On Wednesday, October 19, 2011, three HS&A attorneys ventured out to Los Angeles area high schools and joined members of the Los Angeles County Bar Association to serve as volunteer Dialogue leaders for Dialogues on Freedom. The roots of this program date back to the tragic events of 9/11. This program sends judges and attorneys to Los Angeles area high school classrooms to lead interactive discussions on the meaning of freedom as well as the balance between personal freedoms and security. Dialogues on Freedom are sponsored by LACBA in cooperation with the Los Angeles Unified School District and Los Angeles Superior Court.
For Jack Schaedel, it was an opportunity to connect with the larger LA community. “I get a charge from hearing young people get so excited talking about constitutional issues like liberty, security, and wrestle with how hard it can be to find the right balance.
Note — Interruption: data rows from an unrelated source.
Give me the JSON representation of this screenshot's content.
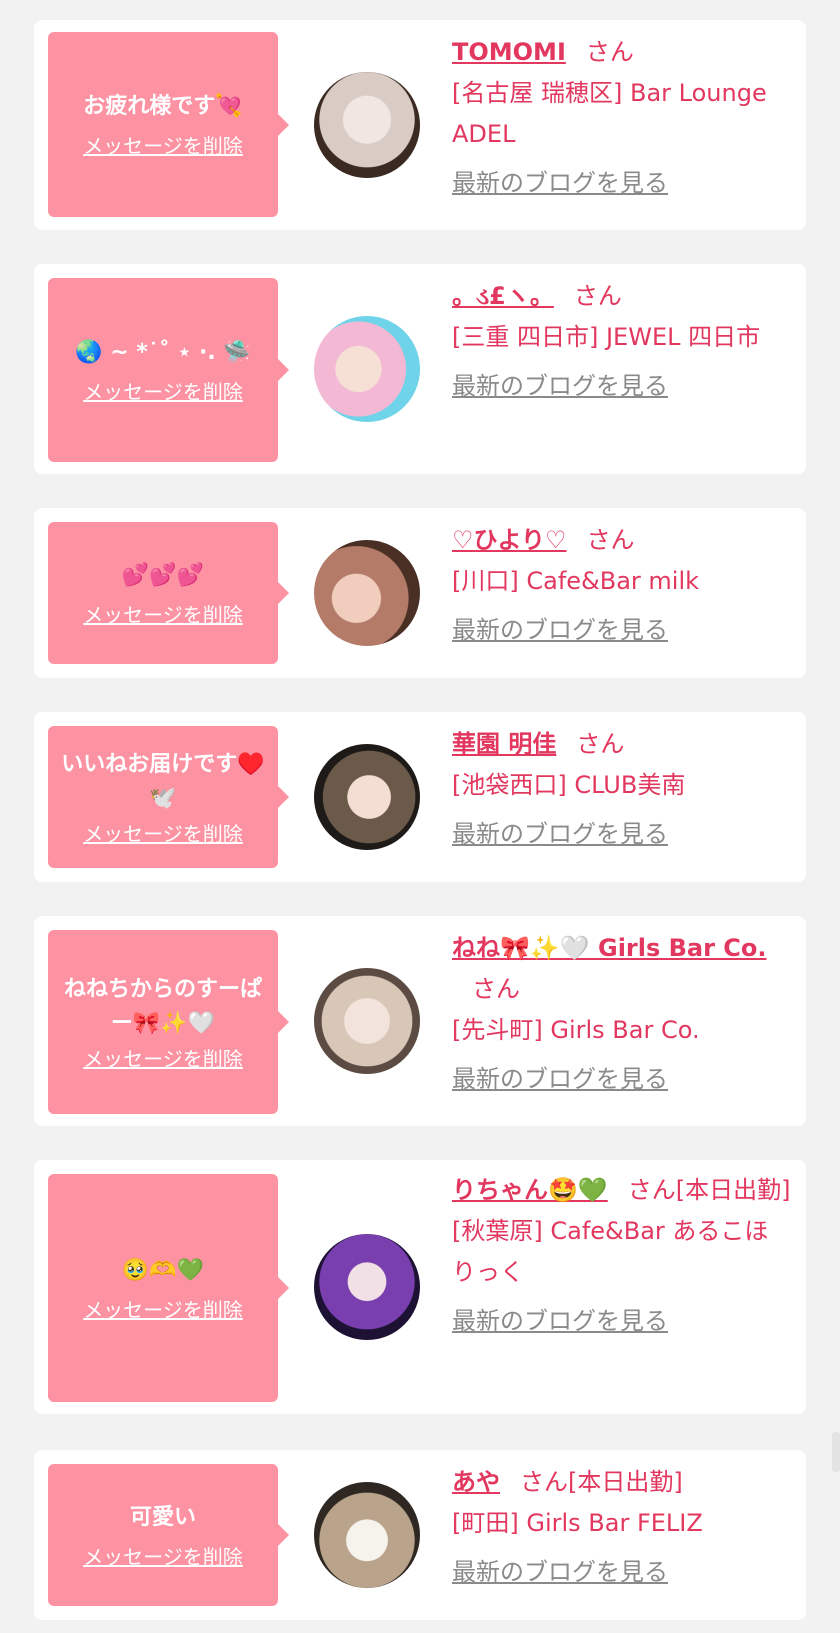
{
  "suffix": "さん",
  "delete_label": "メッセージを削除",
  "blog_label": "最新のブログを見る",
  "cards": [
    {
      "message": "お疲れ様です💘",
      "name": "TOMOMI",
      "name_suffix": "さん",
      "shop": "[名古屋 瑞穂区] Bar Lounge ADEL",
      "avatar_colors": [
        "#d9ccc4",
        "#3a2a22"
      ]
    },
    {
      "message": "🌏 ~ *˙˚ ⋆ ·. 🛸",
      "name": "。ડ£ヽ。",
      "name_suffix": "さん",
      "shop": "[三重 四日市] JEWEL 四日市",
      "avatar_colors": [
        "#f3b8d4",
        "#6fd3ea"
      ]
    },
    {
      "message": "💕💕💕",
      "name": "♡ひより♡",
      "name_suffix": "さん",
      "shop": "[川口] Cafe&Bar milk",
      "avatar_colors": [
        "#b57b69",
        "#4a2f24"
      ]
    },
    {
      "message": "いいねお届けです♥️🕊️",
      "name": "華園 明佳",
      "name_suffix": "さん",
      "shop": "[池袋西口] CLUB美南",
      "avatar_colors": [
        "#6b5a4a",
        "#1e1a18"
      ]
    },
    {
      "message": "ねねちからのすーぱー🎀✨🤍",
      "name": "ねね🎀✨🤍 Girls Bar Co.",
      "name_suffix": "さん",
      "shop": "[先斗町] Girls Bar Co.",
      "avatar_colors": [
        "#d8c6b6",
        "#5b4b42"
      ]
    },
    {
      "message": "🥹🫶💚",
      "name": "りちゃん🤩💚",
      "name_suffix": "さん[本日出勤]",
      "shop": "[秋葉原] Cafe&Bar あるこほりっく",
      "avatar_colors": [
        "#7a3fae",
        "#1d1233"
      ]
    },
    {
      "message": "可愛い",
      "name": "あや",
      "name_suffix": "さん[本日出勤]",
      "shop": "[町田] Girls Bar FELIZ",
      "avatar_colors": [
        "#b9a38a",
        "#2e2722"
      ]
    }
  ]
}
It was particularly rewarding when one girl approached me afterwards to tell me she wants to be a lawyer and ask me how she can pursue such a career.” Jack was also happy to spend a day in the shoes of his father, mother, sister and wife, all of whom are or were dedicated public school teachers.
Jennifer Tsao had a unique opportunity to hold a discussion with students at Wilson High School’s Police Academy Magnet Program. She noted, “At the beginning of the class, the students, who wish to pursue a career in law enforcement, felt very strongly that law enforcement should be granted wide latitude to keep safety and order, even at the expense of an individual’s right to privacy or freedom of expression. As we analyzed search and seizure hypotheticals, however, their viewpoints became more nuanced. It was an eye-opening experience for me to hear about what they considered a ‘reasonable’ search and seizure, and how that reflected each of their personal experiences and circumstances. I hope the discussion got them thinking about society’s constant balancing of order and freedom, and how it can be a slippery slope in either direction. I certainly learned from them.”
This was Martin Sullivan’s second year taking part in the program. “I’d love to do it more often. It is so rewarding to give students a brand new tool – a legal concept – and watch them use it towards solving real problems in the world and in their lives.” Martin considered it a privilege to teach and learn from the students at Belmont High.
When this trio of talented attorneys returned to the office to reflect on their experiences we were all reminded that their work with Dialogues on Freedom is directly in line with the fourth goal of our firm, “Give back to our communities through our skills, time and effort.” Jack, Jennifer and Martin agree that the act of giving is what helps maintain a healthy balance in their lives both personally and professionally.